Exercise data:
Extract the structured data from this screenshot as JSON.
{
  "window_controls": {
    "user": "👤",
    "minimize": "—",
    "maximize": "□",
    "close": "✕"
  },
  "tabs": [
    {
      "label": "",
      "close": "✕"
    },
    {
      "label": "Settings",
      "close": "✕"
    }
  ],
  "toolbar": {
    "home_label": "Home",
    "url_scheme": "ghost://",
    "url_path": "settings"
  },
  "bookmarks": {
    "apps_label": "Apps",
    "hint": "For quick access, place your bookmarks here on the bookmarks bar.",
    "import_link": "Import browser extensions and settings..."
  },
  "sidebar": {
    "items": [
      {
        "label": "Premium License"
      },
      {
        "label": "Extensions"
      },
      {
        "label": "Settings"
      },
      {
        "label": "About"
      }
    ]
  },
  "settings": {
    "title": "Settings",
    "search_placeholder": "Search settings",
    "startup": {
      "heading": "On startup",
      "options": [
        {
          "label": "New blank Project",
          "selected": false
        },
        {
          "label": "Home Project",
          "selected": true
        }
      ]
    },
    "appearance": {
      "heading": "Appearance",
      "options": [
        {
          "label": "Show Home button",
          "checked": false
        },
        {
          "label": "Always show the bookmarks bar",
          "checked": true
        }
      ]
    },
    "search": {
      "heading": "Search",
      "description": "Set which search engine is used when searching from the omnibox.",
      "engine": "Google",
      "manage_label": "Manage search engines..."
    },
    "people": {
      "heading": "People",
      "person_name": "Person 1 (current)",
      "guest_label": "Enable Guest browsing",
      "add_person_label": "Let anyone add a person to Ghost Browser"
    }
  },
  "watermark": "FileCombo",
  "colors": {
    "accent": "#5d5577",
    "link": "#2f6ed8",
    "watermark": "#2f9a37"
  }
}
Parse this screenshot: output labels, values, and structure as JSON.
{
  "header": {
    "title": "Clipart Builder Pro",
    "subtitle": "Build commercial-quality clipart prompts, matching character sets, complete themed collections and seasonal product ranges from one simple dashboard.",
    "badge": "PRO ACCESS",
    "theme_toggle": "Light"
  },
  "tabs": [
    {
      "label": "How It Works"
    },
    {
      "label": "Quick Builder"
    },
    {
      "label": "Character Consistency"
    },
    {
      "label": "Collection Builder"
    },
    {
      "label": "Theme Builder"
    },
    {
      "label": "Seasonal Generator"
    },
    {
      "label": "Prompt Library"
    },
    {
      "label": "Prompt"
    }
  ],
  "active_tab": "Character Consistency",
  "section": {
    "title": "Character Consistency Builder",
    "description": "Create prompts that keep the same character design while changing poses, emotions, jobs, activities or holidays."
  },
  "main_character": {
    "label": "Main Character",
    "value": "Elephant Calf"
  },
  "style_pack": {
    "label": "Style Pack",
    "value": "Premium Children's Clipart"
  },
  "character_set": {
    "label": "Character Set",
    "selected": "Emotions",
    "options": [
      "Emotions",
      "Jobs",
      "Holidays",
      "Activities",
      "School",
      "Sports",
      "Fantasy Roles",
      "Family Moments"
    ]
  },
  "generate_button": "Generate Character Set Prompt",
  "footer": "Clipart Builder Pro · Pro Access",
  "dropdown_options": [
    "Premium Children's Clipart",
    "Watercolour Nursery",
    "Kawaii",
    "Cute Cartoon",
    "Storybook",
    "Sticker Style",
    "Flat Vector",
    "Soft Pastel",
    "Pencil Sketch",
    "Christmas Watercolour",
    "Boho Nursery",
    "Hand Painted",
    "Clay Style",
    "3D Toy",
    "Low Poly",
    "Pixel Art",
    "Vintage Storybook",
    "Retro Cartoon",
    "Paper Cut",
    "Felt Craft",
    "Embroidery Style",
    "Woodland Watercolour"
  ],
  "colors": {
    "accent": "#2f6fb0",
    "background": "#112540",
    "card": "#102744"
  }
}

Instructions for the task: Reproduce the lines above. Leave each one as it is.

The completed task:
Extract the structured data from this screenshot as JSON.
{
  "window_controls": {
    "user": "👤",
    "minimize": "—",
    "maximize": "□",
    "close": "✕"
  },
  "tabs": [
    {
      "label": "",
      "close": "✕"
    },
    {
      "label": "Settings",
      "close": "✕"
    }
  ],
  "toolbar": {
    "home_label": "Home",
    "url_scheme": "ghost://",
    "url_path": "settings"
  },
  "bookmarks": {
    "apps_label": "Apps",
    "hint": "For quick access, place your bookmarks here on the bookmarks bar.",
    "import_link": "Import browser extensions and settings..."
  },
  "sidebar": {
    "items": [
      {
        "label": "Premium License"
      },
      {
        "label": "Extensions"
      },
      {
        "label": "Settings"
      },
      {
        "label": "About"
      }
    ]
  },
  "settings": {
    "title": "Settings",
    "search_placeholder": "Search settings",
    "startup": {
      "heading": "On startup",
      "options": [
        {
          "label": "New blank Project",
          "selected": false
        },
        {
          "label": "Home Project",
          "selected": true
        }
      ]
    },
    "appearance": {
      "heading": "Appearance",
      "options": [
        {
          "label": "Show Home button",
          "checked": false
        },
        {
          "label": "Always show the bookmarks bar",
          "checked": true
        }
      ]
    },
    "search": {
      "heading": "Search",
      "description": "Set which search engine is used when searching from the omnibox.",
      "engine": "Google",
      "manage_label": "Manage search engines..."
    },
    "people": {
      "heading": "People",
      "person_name": "Person 1 (current)",
      "guest_label": "Enable Guest browsing",
      "add_person_label": "Let anyone add a person to Ghost Browser"
    }
  },
  "watermark": "FileCombo",
  "colors": {
    "accent": "#5d5577",
    "link": "#2f6ed8",
    "watermark": "#2f9a37"
  }
}
Parse this screenshot: output labels, values, and structure as JSON.
{
  "header": {
    "title": "Clipart Builder Pro",
    "subtitle": "Build commercial-quality clipart prompts, matching character sets, complete themed collections and seasonal product ranges from one simple dashboard.",
    "badge": "PRO ACCESS",
    "theme_toggle": "Light"
  },
  "tabs": [
    {
      "label": "How It Works"
    },
    {
      "label": "Quick Builder"
    },
    {
      "label": "Character Consistency"
    },
    {
      "label": "Collection Builder"
    },
    {
      "label": "Theme Builder"
    },
    {
      "label": "Seasonal Generator"
    },
    {
      "label": "Prompt Library"
    },
    {
      "label": "Prompt"
    }
  ],
  "active_tab": "Character Consistency",
  "section": {
    "title": "Character Consistency Builder",
    "description": "Create prompts that keep the same character design while changing poses, emotions, jobs, activities or holidays."
  },
  "main_character": {
    "label": "Main Character",
    "value": "Elephant Calf"
  },
  "style_pack": {
    "label": "Style Pack",
    "value": "Premium Children's Clipart"
  },
  "character_set": {
    "label": "Character Set",
    "selected": "Emotions",
    "options": [
      "Emotions",
      "Jobs",
      "Holidays",
      "Activities",
      "School",
      "Sports",
      "Fantasy Roles",
      "Family Moments"
    ]
  },
  "generate_button": "Generate Character Set Prompt",
  "footer": "Clipart Builder Pro · Pro Access",
  "dropdown_options": [
    "Premium Children's Clipart",
    "Watercolour Nursery",
    "Kawaii",
    "Cute Cartoon",
    "Storybook",
    "Sticker Style",
    "Flat Vector",
    "Soft Pastel",
    "Pencil Sketch",
    "Christmas Watercolour",
    "Boho Nursery",
    "Hand Painted",
    "Clay Style",
    "3D Toy",
    "Low Poly",
    "Pixel Art",
    "Vintage Storybook",
    "Retro Cartoon",
    "Paper Cut",
    "Felt Craft",
    "Embroidery Style",
    "Woodland Watercolour"
  ],
  "colors": {
    "accent": "#2f6fb0",
    "background": "#112540",
    "card": "#102744"
  }
}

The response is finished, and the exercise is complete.